What you will do: Read the records below. Copy each line where the string "shows" occurs.

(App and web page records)

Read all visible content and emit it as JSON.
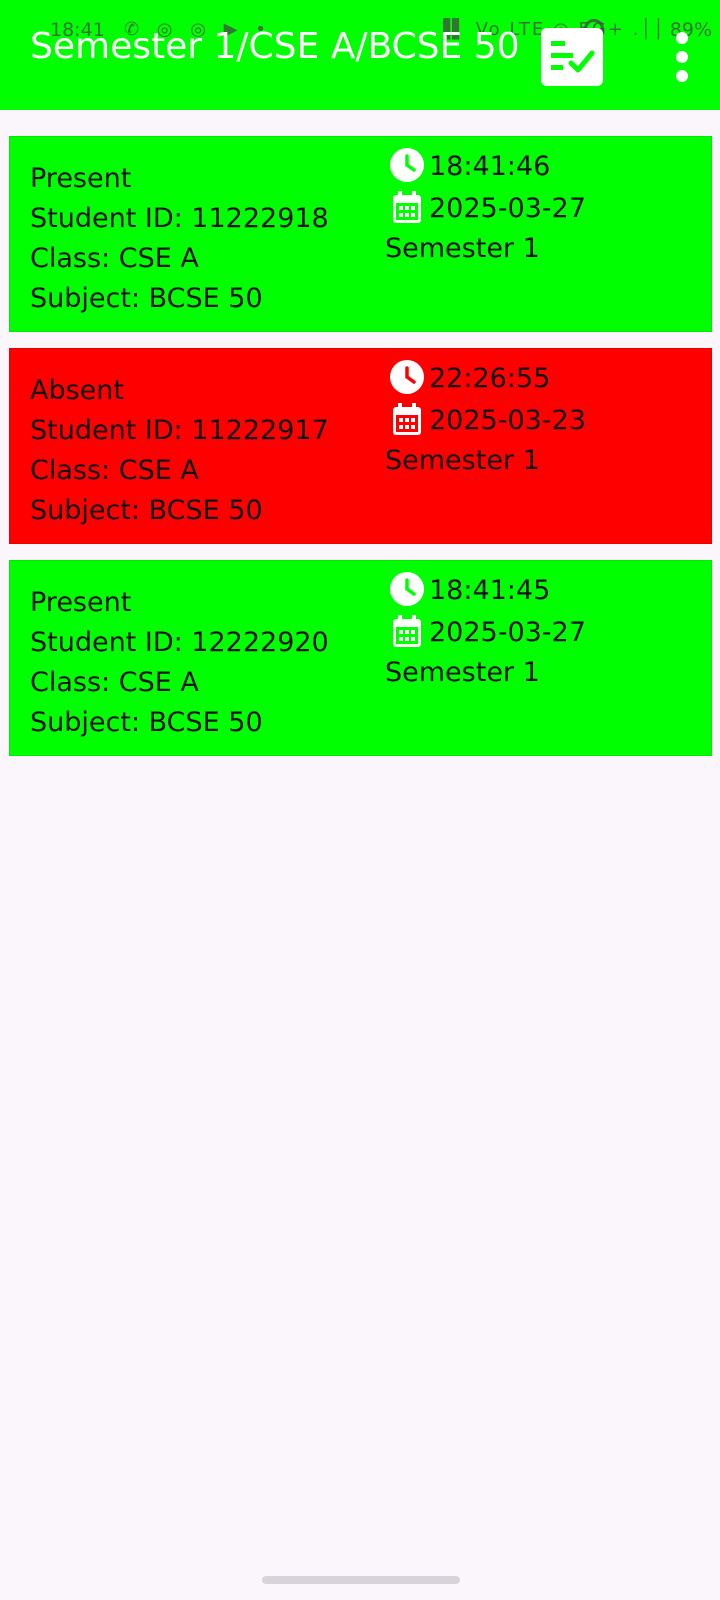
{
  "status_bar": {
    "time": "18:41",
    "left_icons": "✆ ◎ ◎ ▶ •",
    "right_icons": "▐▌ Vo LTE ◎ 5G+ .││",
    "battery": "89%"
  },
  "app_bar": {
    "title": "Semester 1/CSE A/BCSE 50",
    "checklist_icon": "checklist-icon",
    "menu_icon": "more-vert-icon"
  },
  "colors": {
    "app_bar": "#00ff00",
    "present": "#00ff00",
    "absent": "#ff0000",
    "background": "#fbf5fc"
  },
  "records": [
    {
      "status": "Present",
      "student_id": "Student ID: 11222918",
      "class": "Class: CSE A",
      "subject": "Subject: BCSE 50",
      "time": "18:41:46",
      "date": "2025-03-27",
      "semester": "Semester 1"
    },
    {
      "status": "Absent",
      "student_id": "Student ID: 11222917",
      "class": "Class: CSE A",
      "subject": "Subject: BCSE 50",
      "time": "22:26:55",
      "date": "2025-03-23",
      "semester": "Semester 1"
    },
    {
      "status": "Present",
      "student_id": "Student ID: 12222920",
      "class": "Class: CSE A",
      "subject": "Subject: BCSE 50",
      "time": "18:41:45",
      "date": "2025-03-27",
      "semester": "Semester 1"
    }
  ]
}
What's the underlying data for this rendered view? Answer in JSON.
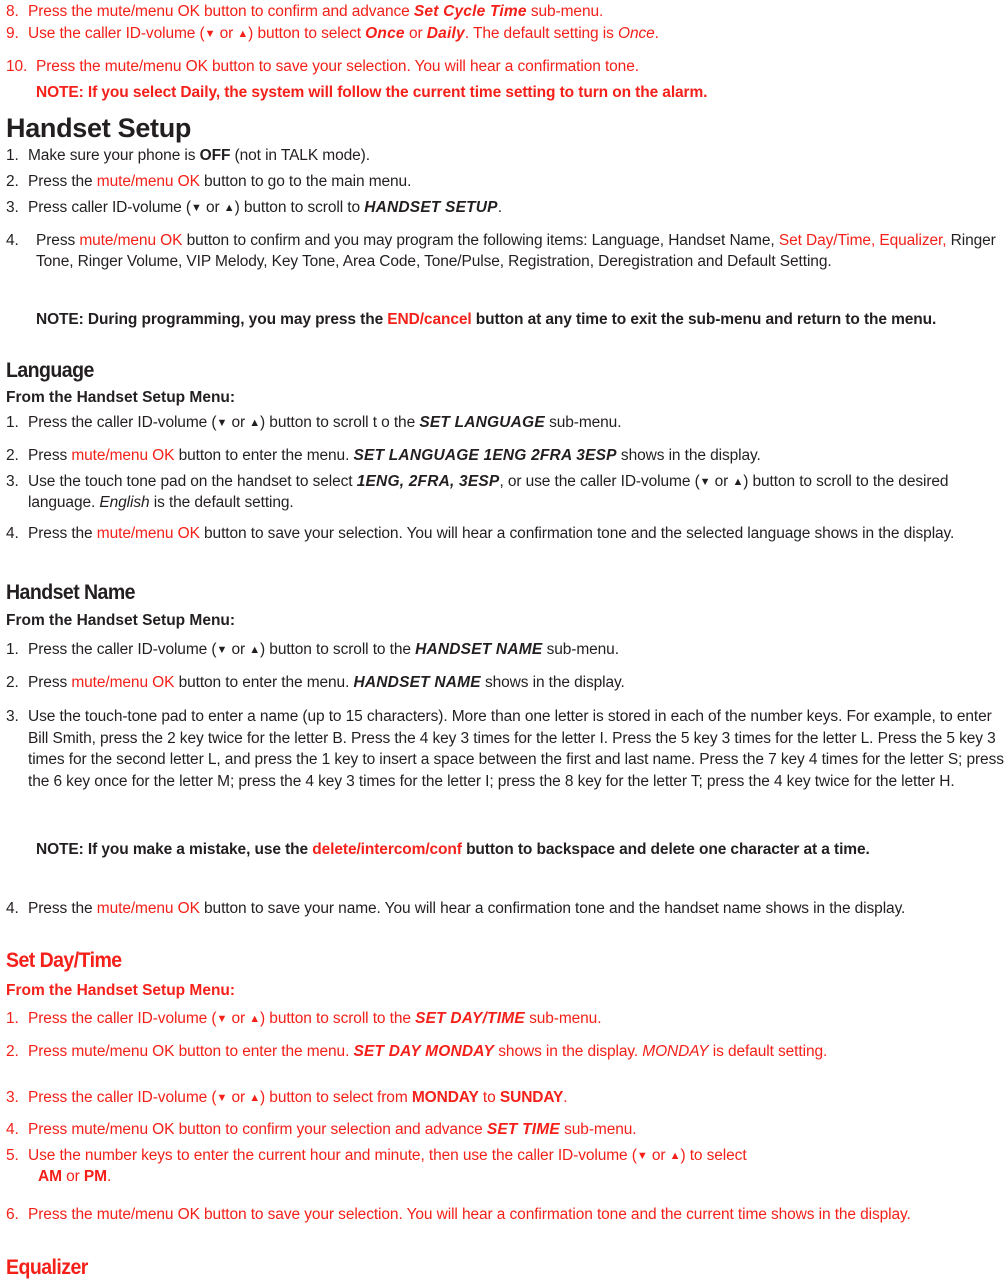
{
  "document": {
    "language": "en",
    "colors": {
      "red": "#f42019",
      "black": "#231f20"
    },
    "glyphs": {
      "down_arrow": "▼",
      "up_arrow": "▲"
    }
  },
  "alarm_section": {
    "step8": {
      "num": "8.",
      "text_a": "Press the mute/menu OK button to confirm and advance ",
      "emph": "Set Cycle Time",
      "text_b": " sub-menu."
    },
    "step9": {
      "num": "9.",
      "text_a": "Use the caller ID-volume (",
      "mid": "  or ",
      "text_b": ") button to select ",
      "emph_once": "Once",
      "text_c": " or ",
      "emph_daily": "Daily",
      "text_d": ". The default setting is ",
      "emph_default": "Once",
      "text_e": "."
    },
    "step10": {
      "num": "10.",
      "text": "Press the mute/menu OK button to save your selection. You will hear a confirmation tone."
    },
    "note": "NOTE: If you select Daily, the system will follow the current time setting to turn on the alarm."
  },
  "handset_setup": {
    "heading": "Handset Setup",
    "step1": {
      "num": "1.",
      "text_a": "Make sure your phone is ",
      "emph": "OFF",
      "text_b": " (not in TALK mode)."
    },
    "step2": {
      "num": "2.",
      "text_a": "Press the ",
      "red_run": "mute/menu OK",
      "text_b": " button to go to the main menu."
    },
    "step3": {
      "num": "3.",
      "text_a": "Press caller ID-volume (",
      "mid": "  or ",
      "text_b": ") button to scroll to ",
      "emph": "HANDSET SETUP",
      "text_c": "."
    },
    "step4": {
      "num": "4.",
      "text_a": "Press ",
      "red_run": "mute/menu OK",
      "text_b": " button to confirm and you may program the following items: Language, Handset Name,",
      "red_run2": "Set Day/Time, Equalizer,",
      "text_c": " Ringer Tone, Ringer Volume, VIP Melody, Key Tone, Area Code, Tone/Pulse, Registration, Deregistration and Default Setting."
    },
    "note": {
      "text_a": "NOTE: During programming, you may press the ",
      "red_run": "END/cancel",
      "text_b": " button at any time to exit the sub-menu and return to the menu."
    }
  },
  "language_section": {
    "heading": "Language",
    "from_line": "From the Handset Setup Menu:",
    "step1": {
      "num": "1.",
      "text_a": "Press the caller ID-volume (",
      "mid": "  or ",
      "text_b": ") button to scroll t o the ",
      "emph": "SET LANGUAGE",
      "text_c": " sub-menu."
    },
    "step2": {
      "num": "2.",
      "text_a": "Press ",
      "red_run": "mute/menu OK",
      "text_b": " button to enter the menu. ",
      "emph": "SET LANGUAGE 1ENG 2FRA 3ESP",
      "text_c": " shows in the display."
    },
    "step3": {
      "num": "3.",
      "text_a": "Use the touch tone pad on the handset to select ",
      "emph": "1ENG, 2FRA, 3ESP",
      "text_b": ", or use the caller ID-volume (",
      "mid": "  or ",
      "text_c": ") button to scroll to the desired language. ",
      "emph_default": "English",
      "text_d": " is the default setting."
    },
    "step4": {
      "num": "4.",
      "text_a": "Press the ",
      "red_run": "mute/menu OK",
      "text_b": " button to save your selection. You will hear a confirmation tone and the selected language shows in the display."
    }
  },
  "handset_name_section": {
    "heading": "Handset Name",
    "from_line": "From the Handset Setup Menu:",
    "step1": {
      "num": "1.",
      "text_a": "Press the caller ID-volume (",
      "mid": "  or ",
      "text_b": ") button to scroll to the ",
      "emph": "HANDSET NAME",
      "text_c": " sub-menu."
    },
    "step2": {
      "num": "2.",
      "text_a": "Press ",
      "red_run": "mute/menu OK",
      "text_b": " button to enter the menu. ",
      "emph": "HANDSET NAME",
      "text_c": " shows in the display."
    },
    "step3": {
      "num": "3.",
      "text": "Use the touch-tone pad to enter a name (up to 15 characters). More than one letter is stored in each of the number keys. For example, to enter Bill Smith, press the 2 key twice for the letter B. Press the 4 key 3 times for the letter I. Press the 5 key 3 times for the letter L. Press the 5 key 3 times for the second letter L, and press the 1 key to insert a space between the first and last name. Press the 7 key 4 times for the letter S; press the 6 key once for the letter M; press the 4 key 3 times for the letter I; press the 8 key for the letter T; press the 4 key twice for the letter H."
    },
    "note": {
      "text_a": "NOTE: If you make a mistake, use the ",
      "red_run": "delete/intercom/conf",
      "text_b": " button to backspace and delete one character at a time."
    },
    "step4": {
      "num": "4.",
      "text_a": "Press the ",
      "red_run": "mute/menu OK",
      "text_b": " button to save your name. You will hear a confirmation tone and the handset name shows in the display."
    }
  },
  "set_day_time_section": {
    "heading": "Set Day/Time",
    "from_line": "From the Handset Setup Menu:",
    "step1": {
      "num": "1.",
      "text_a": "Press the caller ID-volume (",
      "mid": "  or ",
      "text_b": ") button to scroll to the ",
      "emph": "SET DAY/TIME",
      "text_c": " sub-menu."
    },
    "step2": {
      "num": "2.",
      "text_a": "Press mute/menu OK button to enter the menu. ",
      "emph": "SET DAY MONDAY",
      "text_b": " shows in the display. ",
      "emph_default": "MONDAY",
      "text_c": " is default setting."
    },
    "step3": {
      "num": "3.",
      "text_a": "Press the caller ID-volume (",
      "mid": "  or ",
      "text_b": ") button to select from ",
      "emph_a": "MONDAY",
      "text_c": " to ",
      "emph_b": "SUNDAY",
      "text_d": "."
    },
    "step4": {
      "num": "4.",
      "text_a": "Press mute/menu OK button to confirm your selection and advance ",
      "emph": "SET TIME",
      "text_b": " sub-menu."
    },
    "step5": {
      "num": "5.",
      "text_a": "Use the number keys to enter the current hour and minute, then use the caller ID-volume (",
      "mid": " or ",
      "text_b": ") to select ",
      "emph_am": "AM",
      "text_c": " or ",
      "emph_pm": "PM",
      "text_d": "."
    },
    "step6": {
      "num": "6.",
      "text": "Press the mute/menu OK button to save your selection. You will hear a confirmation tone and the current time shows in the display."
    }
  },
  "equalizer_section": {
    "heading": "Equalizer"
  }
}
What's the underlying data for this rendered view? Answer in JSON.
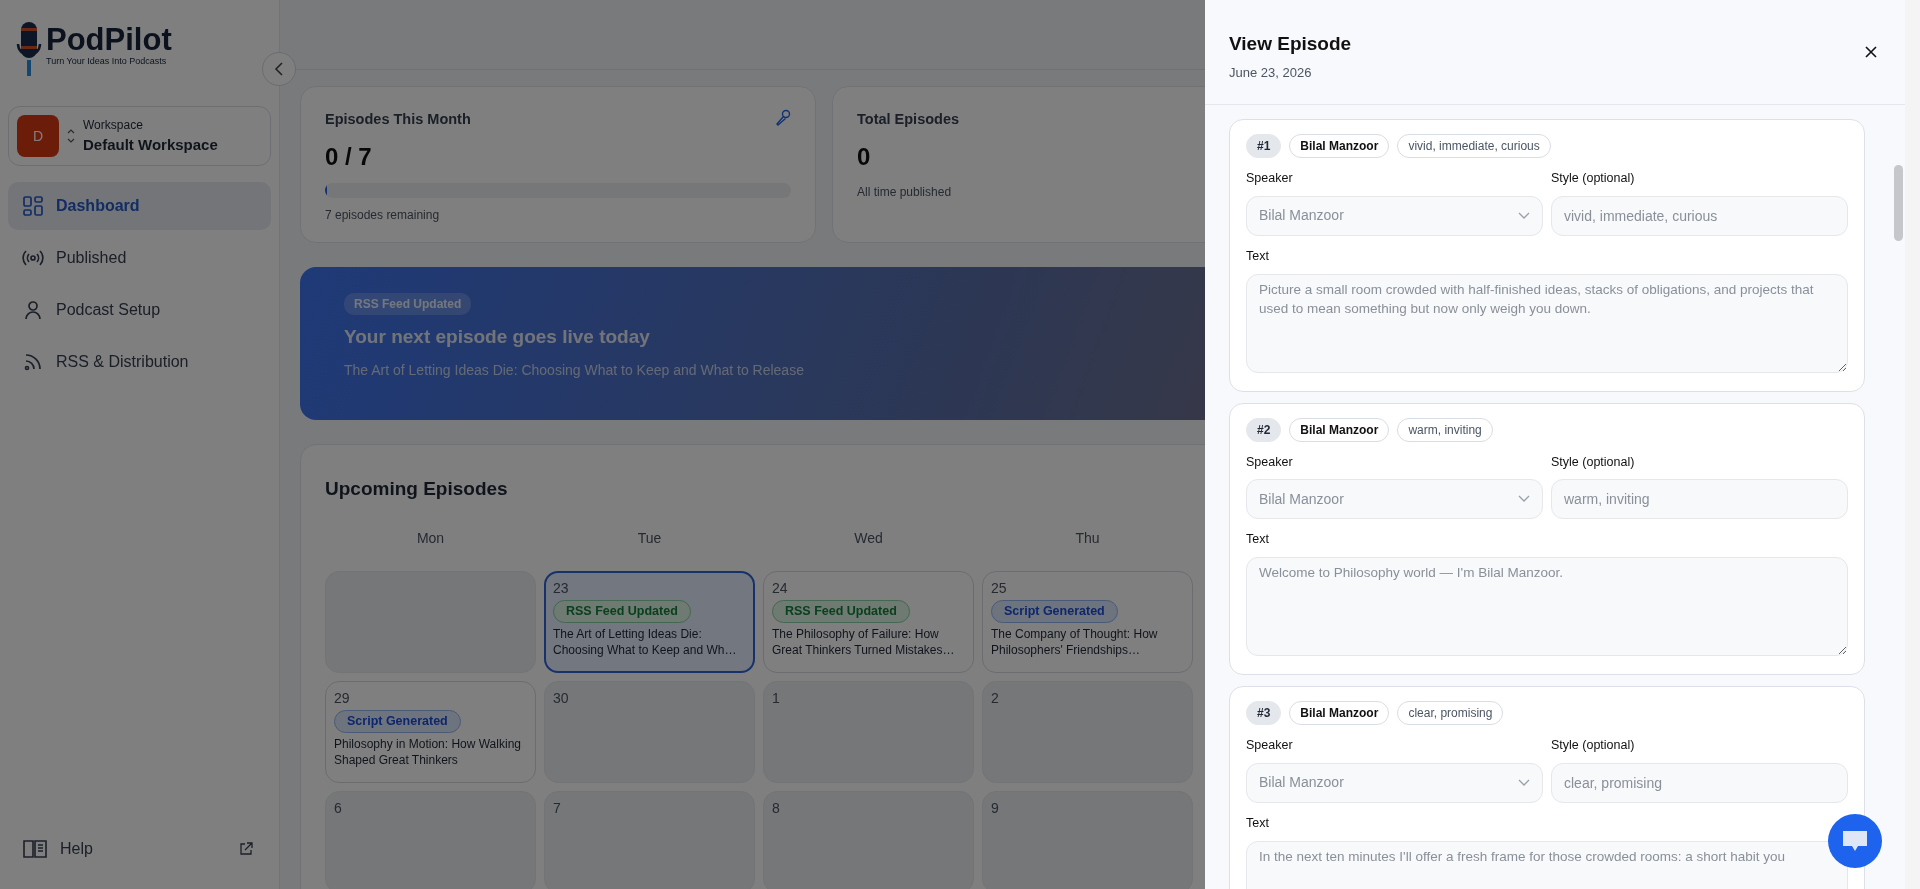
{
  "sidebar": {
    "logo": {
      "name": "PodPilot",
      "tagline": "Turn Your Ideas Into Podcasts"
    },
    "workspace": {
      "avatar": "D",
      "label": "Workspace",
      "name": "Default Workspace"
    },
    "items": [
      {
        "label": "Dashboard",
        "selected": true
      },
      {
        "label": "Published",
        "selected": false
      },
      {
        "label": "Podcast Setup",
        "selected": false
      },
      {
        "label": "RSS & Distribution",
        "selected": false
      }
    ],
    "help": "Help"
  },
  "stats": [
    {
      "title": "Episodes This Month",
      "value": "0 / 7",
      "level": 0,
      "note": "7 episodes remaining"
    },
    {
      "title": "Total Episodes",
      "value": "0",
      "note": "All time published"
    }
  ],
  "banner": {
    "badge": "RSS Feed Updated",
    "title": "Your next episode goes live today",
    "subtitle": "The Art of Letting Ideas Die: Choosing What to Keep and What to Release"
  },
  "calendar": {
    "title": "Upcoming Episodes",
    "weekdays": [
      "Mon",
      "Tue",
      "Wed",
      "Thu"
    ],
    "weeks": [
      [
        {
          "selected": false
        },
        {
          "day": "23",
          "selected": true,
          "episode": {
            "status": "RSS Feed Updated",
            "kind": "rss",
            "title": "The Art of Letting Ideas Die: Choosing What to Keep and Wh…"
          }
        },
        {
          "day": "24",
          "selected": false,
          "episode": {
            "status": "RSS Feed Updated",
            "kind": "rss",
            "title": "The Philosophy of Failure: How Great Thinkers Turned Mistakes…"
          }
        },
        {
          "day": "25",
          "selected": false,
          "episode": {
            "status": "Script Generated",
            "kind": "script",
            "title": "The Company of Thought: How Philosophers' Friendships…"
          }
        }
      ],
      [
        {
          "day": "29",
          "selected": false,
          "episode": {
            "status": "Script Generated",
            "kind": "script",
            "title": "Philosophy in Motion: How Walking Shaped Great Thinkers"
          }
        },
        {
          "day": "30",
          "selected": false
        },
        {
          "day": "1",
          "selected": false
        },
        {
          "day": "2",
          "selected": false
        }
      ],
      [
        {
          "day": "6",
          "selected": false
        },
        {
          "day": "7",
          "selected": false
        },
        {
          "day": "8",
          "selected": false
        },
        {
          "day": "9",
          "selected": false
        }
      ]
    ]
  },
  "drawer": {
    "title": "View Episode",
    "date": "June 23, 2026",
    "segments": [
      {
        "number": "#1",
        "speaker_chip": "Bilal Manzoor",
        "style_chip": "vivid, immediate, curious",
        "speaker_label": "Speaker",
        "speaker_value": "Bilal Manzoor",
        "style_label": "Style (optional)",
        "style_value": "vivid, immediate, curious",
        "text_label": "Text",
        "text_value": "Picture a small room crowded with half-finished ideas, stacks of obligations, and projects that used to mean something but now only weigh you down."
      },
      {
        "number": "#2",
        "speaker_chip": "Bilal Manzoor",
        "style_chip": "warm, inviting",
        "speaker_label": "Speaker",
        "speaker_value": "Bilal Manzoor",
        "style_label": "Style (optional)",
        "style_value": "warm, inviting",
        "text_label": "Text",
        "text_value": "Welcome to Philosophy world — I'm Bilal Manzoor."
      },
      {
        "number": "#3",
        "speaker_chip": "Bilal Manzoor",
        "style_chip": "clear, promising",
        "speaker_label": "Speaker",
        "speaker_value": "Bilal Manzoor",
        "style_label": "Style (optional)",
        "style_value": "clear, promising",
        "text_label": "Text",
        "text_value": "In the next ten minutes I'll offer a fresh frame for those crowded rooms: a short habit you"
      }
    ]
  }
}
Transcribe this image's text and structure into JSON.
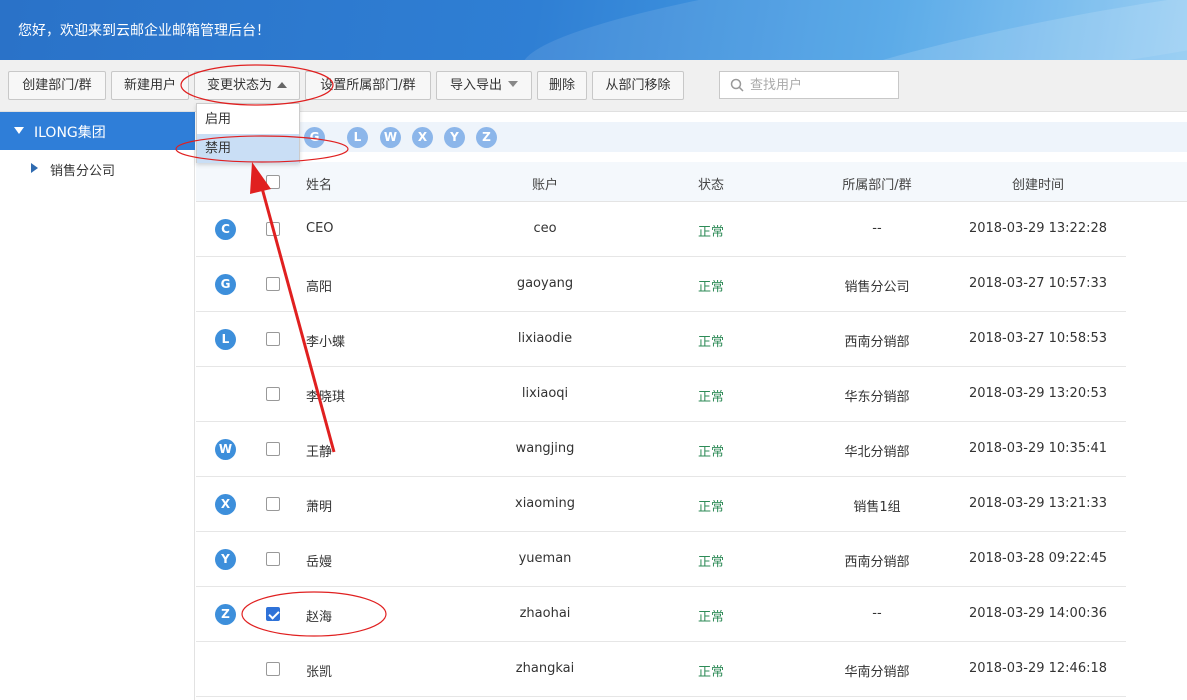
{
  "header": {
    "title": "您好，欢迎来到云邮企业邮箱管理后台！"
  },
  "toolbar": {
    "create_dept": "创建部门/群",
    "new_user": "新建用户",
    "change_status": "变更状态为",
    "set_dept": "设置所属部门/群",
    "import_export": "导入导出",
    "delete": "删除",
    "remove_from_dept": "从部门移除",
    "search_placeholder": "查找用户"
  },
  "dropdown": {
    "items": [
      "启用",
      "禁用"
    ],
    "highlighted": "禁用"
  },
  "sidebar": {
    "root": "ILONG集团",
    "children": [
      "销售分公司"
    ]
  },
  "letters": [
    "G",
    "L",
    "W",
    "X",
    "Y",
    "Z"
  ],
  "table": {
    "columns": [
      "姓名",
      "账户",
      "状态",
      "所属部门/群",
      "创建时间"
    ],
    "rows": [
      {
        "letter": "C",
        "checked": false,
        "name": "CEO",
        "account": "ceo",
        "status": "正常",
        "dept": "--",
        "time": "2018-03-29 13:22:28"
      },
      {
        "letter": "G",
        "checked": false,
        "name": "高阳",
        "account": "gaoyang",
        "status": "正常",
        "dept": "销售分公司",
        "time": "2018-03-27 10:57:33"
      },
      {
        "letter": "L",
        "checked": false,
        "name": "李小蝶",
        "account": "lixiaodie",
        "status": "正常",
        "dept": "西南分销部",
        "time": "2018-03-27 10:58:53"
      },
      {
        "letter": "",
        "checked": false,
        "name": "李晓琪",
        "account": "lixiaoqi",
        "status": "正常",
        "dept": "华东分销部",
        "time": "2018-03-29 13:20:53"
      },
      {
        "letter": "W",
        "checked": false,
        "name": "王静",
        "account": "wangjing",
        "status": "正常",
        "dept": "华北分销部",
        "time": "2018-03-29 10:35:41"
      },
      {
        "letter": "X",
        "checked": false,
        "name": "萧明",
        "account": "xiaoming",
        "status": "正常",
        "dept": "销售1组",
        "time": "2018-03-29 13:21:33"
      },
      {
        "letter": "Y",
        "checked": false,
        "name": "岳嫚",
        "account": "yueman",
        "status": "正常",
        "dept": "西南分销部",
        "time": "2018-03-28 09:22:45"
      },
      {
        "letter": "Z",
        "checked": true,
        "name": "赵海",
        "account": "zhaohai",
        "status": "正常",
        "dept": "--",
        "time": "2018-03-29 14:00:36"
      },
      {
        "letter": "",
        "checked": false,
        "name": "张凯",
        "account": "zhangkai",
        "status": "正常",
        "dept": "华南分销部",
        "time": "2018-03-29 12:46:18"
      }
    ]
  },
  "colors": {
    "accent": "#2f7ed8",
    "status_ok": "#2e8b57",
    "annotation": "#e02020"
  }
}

Worked solution:
      "text_c": " shows in the display."
      "text_b": " button to save your selection. You will hear a confirmation tone and the selected language shows in the display."
      "text_c": " shows in the display."
      "text_b": " button to save your name. You will hear a confirmation tone and the handset name shows in the display."
      "text_b": " shows in the display. ",
      "text": "Press the mute/menu OK button to save your selection. You will hear a confirmation tone and the current time shows in the display."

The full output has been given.